Keeping up with dependencies can be a pain. That is especially true if you build a tool that heavily relies on some library. If that library changes in a major way, you’ll have to be quick with updating or risk issues piling up.
But how can you efficiently keep track of dependency updates?
Scheduled GitHub Actions
I’ve found GitHub Actions to be a simple, yet effective, solution for that particular problem.
A small workflow that runs on a schedule and checks if there are outdated dependencies does the job. I use something like this for reveal.js-starter to get notified when a new reveal.js version is released:
name: Check Outdated on: schedule: - cron: "0 12 * * 1" jobs: check_updates: runs-on: ubuntu-latest steps: - name: Checkout repository uses: actions/[email protected] - name: Install npm run: npm install - name: Check outdated run: npm outdated reveal.js
If you are thinking “Well, that doesn’t look hard” - you are right. And isn’t that nice?
There isn’t a lot for me to cover here, but let’s go over the interesting parts real quick.
on: schedule: - cron: "0 12 * * 1"
Here we specify when our action should run. Consult the official documentation for details, but I’ve found checking dependencies each Monday at noon to work quite nicely.
- name: Check outdated run: npm outdated reveal.js
npm offers a simple command to check if any dependency is outdated (based on your current lock file). The nice thing here is that this command will return with exit code
1 if newer versions were detected. As a result, the GitHub Action will fail without us needing to do anything else. Easy!

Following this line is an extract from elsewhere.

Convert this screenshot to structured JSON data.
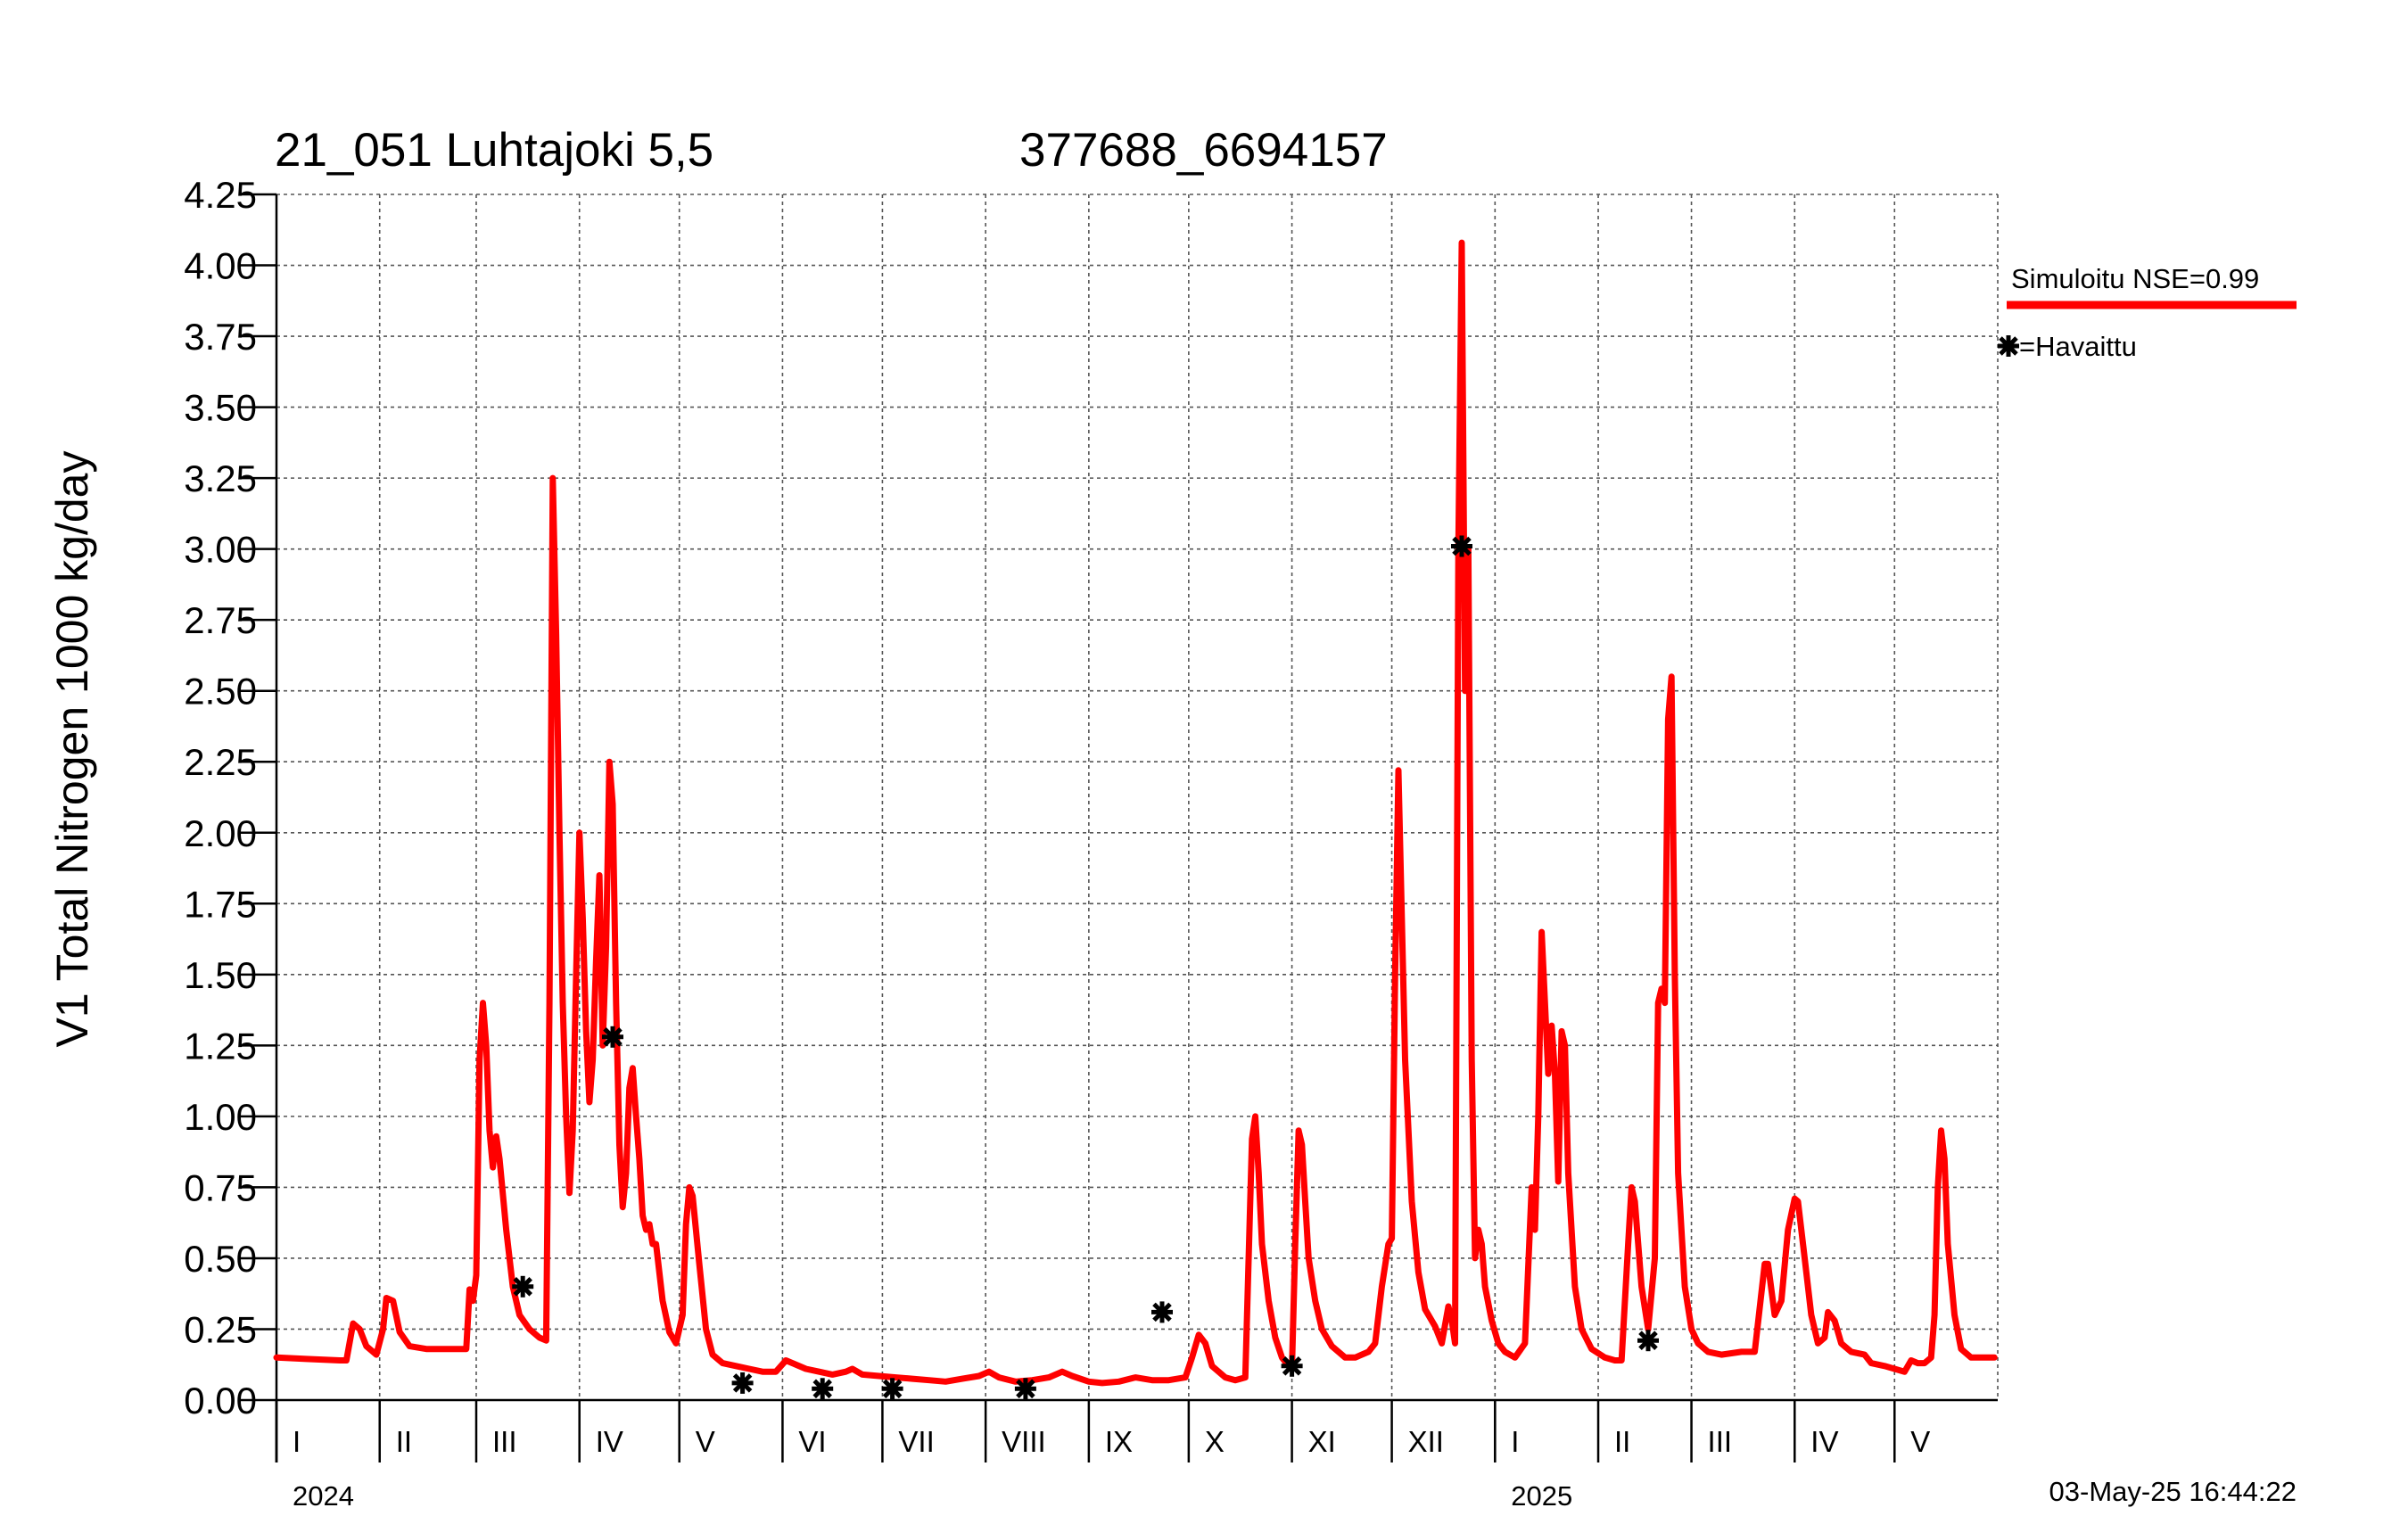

name: Check Outdated on: schedule: - cron: "0 12 * * 1" jobs: check_updates: runs-on: ubuntu-latest steps: - name: Checkout repository uses: actions/[email protected] - name: Set up ruby uses: ruby/[email protected] with: ruby-version: 3.0.0 bundler-cache: true - name: Check Outdated run: | bundle config unset deployment bundle outdated rails
Now, I’ve kept these actions very simple. Of course, there are tons of things you can improve upon! Customizing how notifications are sent or only failing when a new major version is released are things that come to mind.
What do you think? Let me know if you’ve encountered other interesting uses for GitHub actions